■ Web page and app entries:
* * * * * * *
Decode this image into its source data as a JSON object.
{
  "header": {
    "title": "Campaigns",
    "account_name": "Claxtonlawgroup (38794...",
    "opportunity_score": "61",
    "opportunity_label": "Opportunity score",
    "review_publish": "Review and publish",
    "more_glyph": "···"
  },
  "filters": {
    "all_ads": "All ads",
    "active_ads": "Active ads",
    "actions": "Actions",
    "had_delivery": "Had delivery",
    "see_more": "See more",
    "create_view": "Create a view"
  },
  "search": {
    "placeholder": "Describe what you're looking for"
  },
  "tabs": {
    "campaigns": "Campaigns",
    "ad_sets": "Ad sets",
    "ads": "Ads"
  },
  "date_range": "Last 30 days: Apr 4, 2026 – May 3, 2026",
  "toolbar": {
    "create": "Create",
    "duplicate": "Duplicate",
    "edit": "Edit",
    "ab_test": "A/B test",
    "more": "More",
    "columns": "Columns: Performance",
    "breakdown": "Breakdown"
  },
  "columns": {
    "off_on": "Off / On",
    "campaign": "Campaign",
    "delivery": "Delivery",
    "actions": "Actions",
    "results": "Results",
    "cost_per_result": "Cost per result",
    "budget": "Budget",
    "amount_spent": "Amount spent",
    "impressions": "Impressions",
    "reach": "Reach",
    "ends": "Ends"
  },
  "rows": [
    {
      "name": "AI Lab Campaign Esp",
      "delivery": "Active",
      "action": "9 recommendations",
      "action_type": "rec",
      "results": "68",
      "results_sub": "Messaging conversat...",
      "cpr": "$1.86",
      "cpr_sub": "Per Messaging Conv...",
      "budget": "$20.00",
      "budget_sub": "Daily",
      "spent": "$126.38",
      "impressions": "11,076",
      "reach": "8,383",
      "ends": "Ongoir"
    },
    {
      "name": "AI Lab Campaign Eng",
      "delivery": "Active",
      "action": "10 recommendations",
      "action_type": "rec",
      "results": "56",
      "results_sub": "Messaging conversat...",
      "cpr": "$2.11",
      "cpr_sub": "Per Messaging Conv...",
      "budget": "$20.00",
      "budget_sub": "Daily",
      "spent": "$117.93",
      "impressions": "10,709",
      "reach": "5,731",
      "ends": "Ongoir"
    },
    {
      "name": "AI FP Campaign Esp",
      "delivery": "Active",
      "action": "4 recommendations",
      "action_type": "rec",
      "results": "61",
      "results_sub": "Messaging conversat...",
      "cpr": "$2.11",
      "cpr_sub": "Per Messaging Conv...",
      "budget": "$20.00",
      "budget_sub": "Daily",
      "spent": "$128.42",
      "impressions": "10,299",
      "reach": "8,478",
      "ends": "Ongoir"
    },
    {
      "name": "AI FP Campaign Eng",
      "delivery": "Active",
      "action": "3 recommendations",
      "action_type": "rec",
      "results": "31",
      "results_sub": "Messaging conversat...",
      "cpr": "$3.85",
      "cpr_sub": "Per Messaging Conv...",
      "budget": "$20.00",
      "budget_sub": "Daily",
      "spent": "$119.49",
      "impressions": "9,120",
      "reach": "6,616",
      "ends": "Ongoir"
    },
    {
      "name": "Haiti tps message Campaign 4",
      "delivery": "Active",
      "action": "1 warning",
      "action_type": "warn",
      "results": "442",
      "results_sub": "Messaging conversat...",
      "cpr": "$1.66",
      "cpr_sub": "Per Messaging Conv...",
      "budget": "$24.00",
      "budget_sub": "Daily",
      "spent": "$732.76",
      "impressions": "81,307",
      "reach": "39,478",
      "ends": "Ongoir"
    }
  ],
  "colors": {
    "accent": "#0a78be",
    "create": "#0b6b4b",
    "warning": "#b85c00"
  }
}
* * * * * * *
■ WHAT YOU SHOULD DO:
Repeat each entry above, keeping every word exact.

■ RESULT:
Decode this image into its source data as a JSON object.
{
  "header": {
    "title": "Campaigns",
    "account_name": "Claxtonlawgroup (38794...",
    "opportunity_score": "61",
    "opportunity_label": "Opportunity score",
    "review_publish": "Review and publish",
    "more_glyph": "···"
  },
  "filters": {
    "all_ads": "All ads",
    "active_ads": "Active ads",
    "actions": "Actions",
    "had_delivery": "Had delivery",
    "see_more": "See more",
    "create_view": "Create a view"
  },
  "search": {
    "placeholder": "Describe what you're looking for"
  },
  "tabs": {
    "campaigns": "Campaigns",
    "ad_sets": "Ad sets",
    "ads": "Ads"
  },
  "date_range": "Last 30 days: Apr 4, 2026 – May 3, 2026",
  "toolbar": {
    "create": "Create",
    "duplicate": "Duplicate",
    "edit": "Edit",
    "ab_test": "A/B test",
    "more": "More",
    "columns": "Columns: Performance",
    "breakdown": "Breakdown"
  },
  "columns": {
    "off_on": "Off / On",
    "campaign": "Campaign",
    "delivery": "Delivery",
    "actions": "Actions",
    "results": "Results",
    "cost_per_result": "Cost per result",
    "budget": "Budget",
    "amount_spent": "Amount spent",
    "impressions": "Impressions",
    "reach": "Reach",
    "ends": "Ends"
  },
  "rows": [
    {
      "name": "AI Lab Campaign Esp",
      "delivery": "Active",
      "action": "9 recommendations",
      "action_type": "rec",
      "results": "68",
      "results_sub": "Messaging conversat...",
      "cpr": "$1.86",
      "cpr_sub": "Per Messaging Conv...",
      "budget": "$20.00",
      "budget_sub": "Daily",
      "spent": "$126.38",
      "impressions": "11,076",
      "reach": "8,383",
      "ends": "Ongoir"
    },
    {
      "name": "AI Lab Campaign Eng",
      "delivery": "Active",
      "action": "10 recommendations",
      "action_type": "rec",
      "results": "56",
      "results_sub": "Messaging conversat...",
      "cpr": "$2.11",
      "cpr_sub": "Per Messaging Conv...",
      "budget": "$20.00",
      "budget_sub": "Daily",
      "spent": "$117.93",
      "impressions": "10,709",
      "reach": "5,731",
      "ends": "Ongoir"
    },
    {
      "name": "AI FP Campaign Esp",
      "delivery": "Active",
      "action": "4 recommendations",
      "action_type": "rec",
      "results": "61",
      "results_sub": "Messaging conversat...",
      "cpr": "$2.11",
      "cpr_sub": "Per Messaging Conv...",
      "budget": "$20.00",
      "budget_sub": "Daily",
      "spent": "$128.42",
      "impressions": "10,299",
      "reach": "8,478",
      "ends": "Ongoir"
    },
    {
      "name": "AI FP Campaign Eng",
      "delivery": "Active",
      "action": "3 recommendations",
      "action_type": "rec",
      "results": "31",
      "results_sub": "Messaging conversat...",
      "cpr": "$3.85",
      "cpr_sub": "Per Messaging Conv...",
      "budget": "$20.00",
      "budget_sub": "Daily",
      "spent": "$119.49",
      "impressions": "9,120",
      "reach": "6,616",
      "ends": "Ongoir"
    },
    {
      "name": "Haiti tps message Campaign 4",
      "delivery": "Active",
      "action": "1 warning",
      "action_type": "warn",
      "results": "442",
      "results_sub": "Messaging conversat...",
      "cpr": "$1.66",
      "cpr_sub": "Per Messaging Conv...",
      "budget": "$24.00",
      "budget_sub": "Daily",
      "spent": "$732.76",
      "impressions": "81,307",
      "reach": "39,478",
      "ends": "Ongoir"
    }
  ],
  "colors": {
    "accent": "#0a78be",
    "create": "#0b6b4b",
    "warning": "#b85c00"
  }
}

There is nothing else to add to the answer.